Find the string "Однородность" in the data, and copy out each line that has it.

☆ ☆ ☆

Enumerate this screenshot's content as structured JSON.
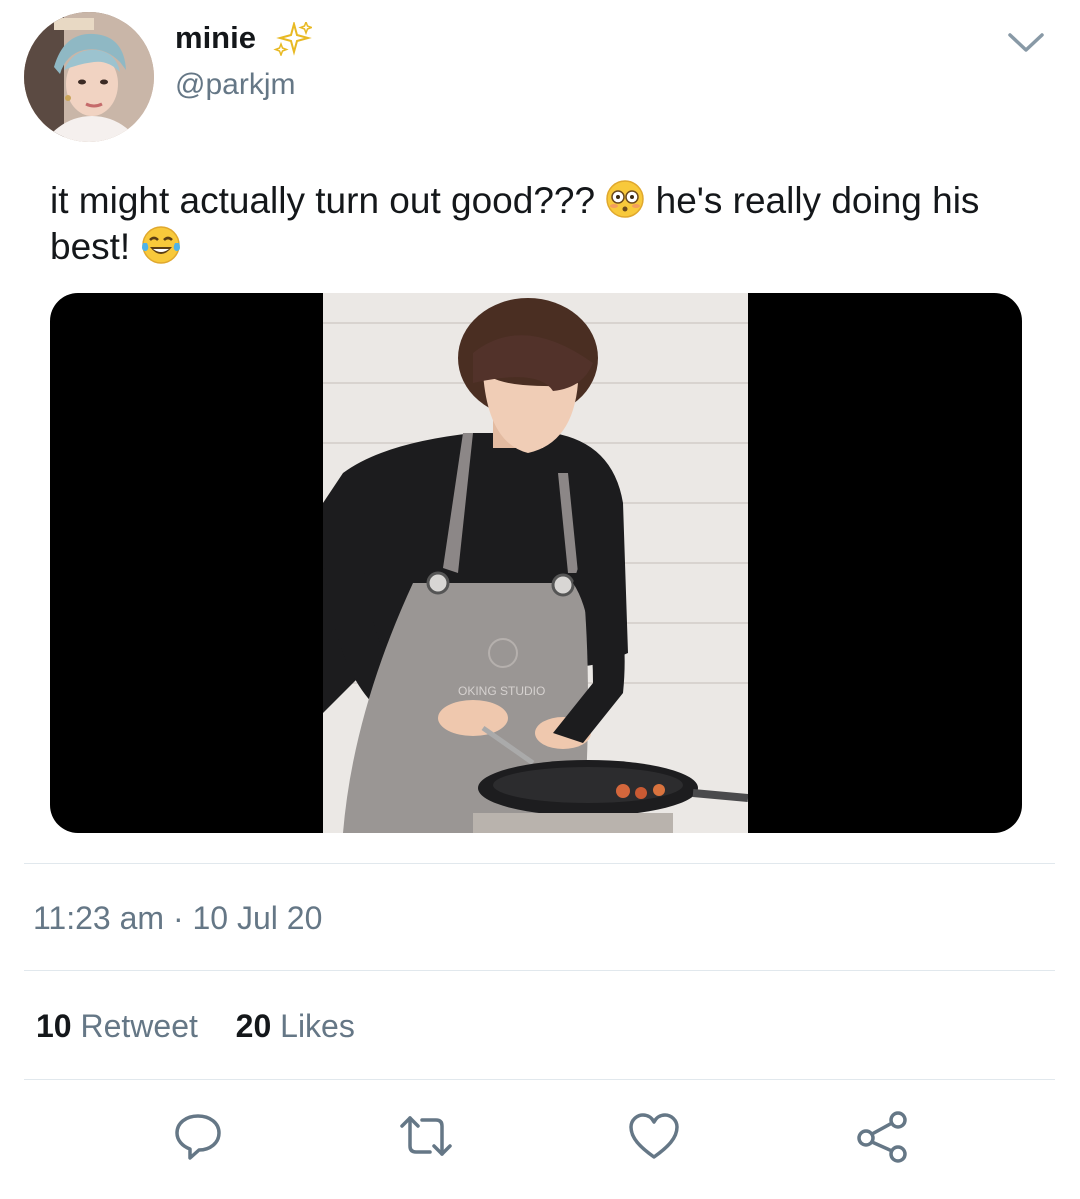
{
  "tweet": {
    "display_name": "minie",
    "name_emoji": "sparkles-emoji",
    "handle": "@parkjm",
    "text_part1": "it might actually turn out good??? ",
    "emoji1": "flushed-face-emoji",
    "text_part2": " he's really doing his best! ",
    "emoji2": "tears-of-joy-emoji",
    "media": {
      "description_icon": "photo-cooking",
      "apron_logo_text": "OKING STUDIO"
    },
    "timestamp": "11:23 am · 10 Jul 20",
    "stats": {
      "retweet_count": "10",
      "retweet_label": "Retweet",
      "likes_count": "20",
      "likes_label": "Likes"
    }
  },
  "actions": [
    {
      "icon": "reply-icon"
    },
    {
      "icon": "retweet-icon"
    },
    {
      "icon": "like-icon"
    },
    {
      "icon": "share-icon"
    }
  ],
  "colors": {
    "primary_text": "#14171a",
    "secondary_text": "#657786",
    "divider": "#e1e8ed",
    "sparkle": "#f4c430"
  }
}
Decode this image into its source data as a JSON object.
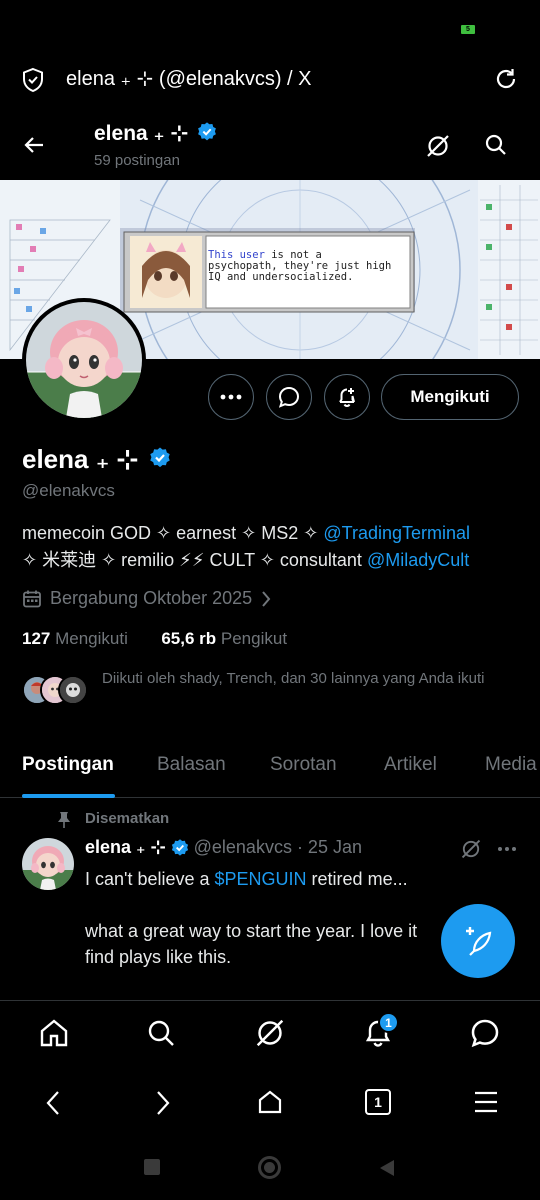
{
  "status_bar": {
    "battery": "5"
  },
  "browser": {
    "title": "elena ₊ ⊹ (@elenakvcs) / X"
  },
  "header": {
    "name": "elena ₊ ⊹",
    "post_count": "59 postingan"
  },
  "banner": {
    "dialog_text_highlight": "This user",
    "dialog_text_rest_1": " is not a",
    "dialog_text_2": "psychopath, they're just high",
    "dialog_text_3": "IQ and undersocialized."
  },
  "profile": {
    "follow_button": "Mengikuti",
    "name": "elena ₊ ⊹",
    "handle": "@elenakvcs",
    "bio_part1": "memecoin GOD ✧ earnest ✧ MS2 ✧ ",
    "bio_link1": "@TradingTerminal",
    "bio_part2": "✧ 米莱迪 ✧ remilio ⚡⚡ CULT ✧ consultant ",
    "bio_link2": "@MiladyCult",
    "joined": "Bergabung Oktober 2025",
    "following_count": "127",
    "following_label": "Mengikuti",
    "followers_count": "65,6 rb",
    "followers_label": "Pengikut",
    "followed_by": "Diikuti oleh shady, Trench, dan 30 lainnya yang Anda ikuti"
  },
  "tabs": [
    "Postingan",
    "Balasan",
    "Sorotan",
    "Artikel",
    "Media"
  ],
  "post": {
    "pinned_label": "Disematkan",
    "author": "elena ₊ ⊹",
    "meta": "@elenakvcs · 25 Jan",
    "text_line1_a": "I can't believe a ",
    "cashtag": "$PENGUIN",
    "text_line1_b": " retired me...",
    "text_line2": "what a great way to start the year. I love it",
    "text_line3": "find plays like this."
  },
  "nav": {
    "notifications_badge": "1"
  },
  "browser_nav": {
    "tab_count": "1"
  },
  "colors": {
    "accent": "#1d9bf0",
    "background": "#000000",
    "muted": "#71767b"
  },
  "icons": [
    "shield-icon",
    "reload-icon",
    "back-arrow-icon",
    "grok-icon",
    "search-icon",
    "more-icon",
    "message-icon",
    "bell-plus-icon",
    "verified-badge-icon",
    "calendar-icon",
    "chevron-right-icon",
    "pin-icon",
    "compose-icon",
    "home-icon",
    "bell-icon"
  ]
}
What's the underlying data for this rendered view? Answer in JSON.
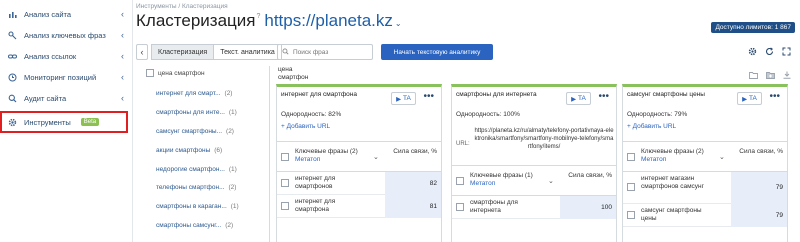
{
  "sidebar": {
    "items": [
      {
        "label": "Анализ сайта"
      },
      {
        "label": "Анализ ключевых фраз"
      },
      {
        "label": "Анализ ссылок"
      },
      {
        "label": "Мониторинг позиций"
      },
      {
        "label": "Аудит сайта"
      },
      {
        "label": "Инструменты",
        "badge": "Beta"
      }
    ]
  },
  "header": {
    "breadcrumb": "Инструменты / Кластеризация",
    "title": "Кластеризация",
    "help_mark": "?",
    "site": "https://planeta.kz",
    "limits": "Доступно лимитов: 1 867"
  },
  "toolbar": {
    "tabs": [
      "Кластеризация",
      "Текст. аналитика"
    ],
    "search_placeholder": "Поиск фраз",
    "primary_button": "Начать текстовую аналитику"
  },
  "phrases": {
    "root": "цена смартфон",
    "items": [
      {
        "label": "интернет для смарт...",
        "count": "(2)"
      },
      {
        "label": "смартфоны для инте...",
        "count": "(1)"
      },
      {
        "label": "самсунг смартфоны...",
        "count": "(2)"
      },
      {
        "label": "акции смартфоны",
        "count": "(6)"
      },
      {
        "label": "недорогие смартфон...",
        "count": "(1)"
      },
      {
        "label": "телефоны смартфон...",
        "count": "(2)"
      },
      {
        "label": "смартфоны в караган...",
        "count": "(1)"
      },
      {
        "label": "смартфоны самсунг...",
        "count": "(2)"
      }
    ]
  },
  "cluster_area": {
    "root_label_1": "цена",
    "root_label_2": "смартфон"
  },
  "clusters": [
    {
      "title": "интернет для смартфона",
      "ta": "TA",
      "homogeneity": "Однородность: 82%",
      "add_url": "+ Добавить URL",
      "url_label": "",
      "url": "",
      "col_phrases": "Ключевые фразы",
      "col_count": "(2)",
      "col_meta": "Метатоп",
      "col_link": "Сила связи, %",
      "rows": [
        {
          "kw": "интернет для смартфонов",
          "val": "82"
        },
        {
          "kw": "интернет для смартфона",
          "val": "81"
        }
      ]
    },
    {
      "title": "смартфоны для интернета",
      "ta": "TA",
      "homogeneity": "Однородность: 100%",
      "add_url": "",
      "url_label": "URL:",
      "url": "https://planeta.kz/ru/almaty/telefony-portativnaya-elektronika/smartfony/smartfony-mobilnye-telefony/smartfony/items/",
      "col_phrases": "Ключевые фразы",
      "col_count": "(1)",
      "col_meta": "Метатоп",
      "col_link": "Сила связи, %",
      "rows": [
        {
          "kw": "смартфоны для интернета",
          "val": "100"
        }
      ]
    },
    {
      "title": "самсунг смартфоны цены",
      "ta": "TA",
      "homogeneity": "Однородность: 79%",
      "add_url": "+ Добавить URL",
      "url_label": "",
      "url": "",
      "col_phrases": "Ключевые фразы",
      "col_count": "(2)",
      "col_meta": "Метатоп",
      "col_link": "Сила связи, %",
      "rows": [
        {
          "kw": "интернет магазин смартфонов самсунг",
          "val": "79"
        },
        {
          "kw": "самсунг смартфоны цены",
          "val": "79"
        }
      ]
    }
  ],
  "icons": {
    "ta": "play-icon",
    "settings": "gear-icon",
    "refresh": "refresh-icon",
    "expand": "expand-icon"
  }
}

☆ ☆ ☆

- **Solution to this exercise**
      "homogeneity": "Однородность: 82%",
      "homogeneity": "Однородность: 100%",
      "homogeneity": "Однородность: 79%",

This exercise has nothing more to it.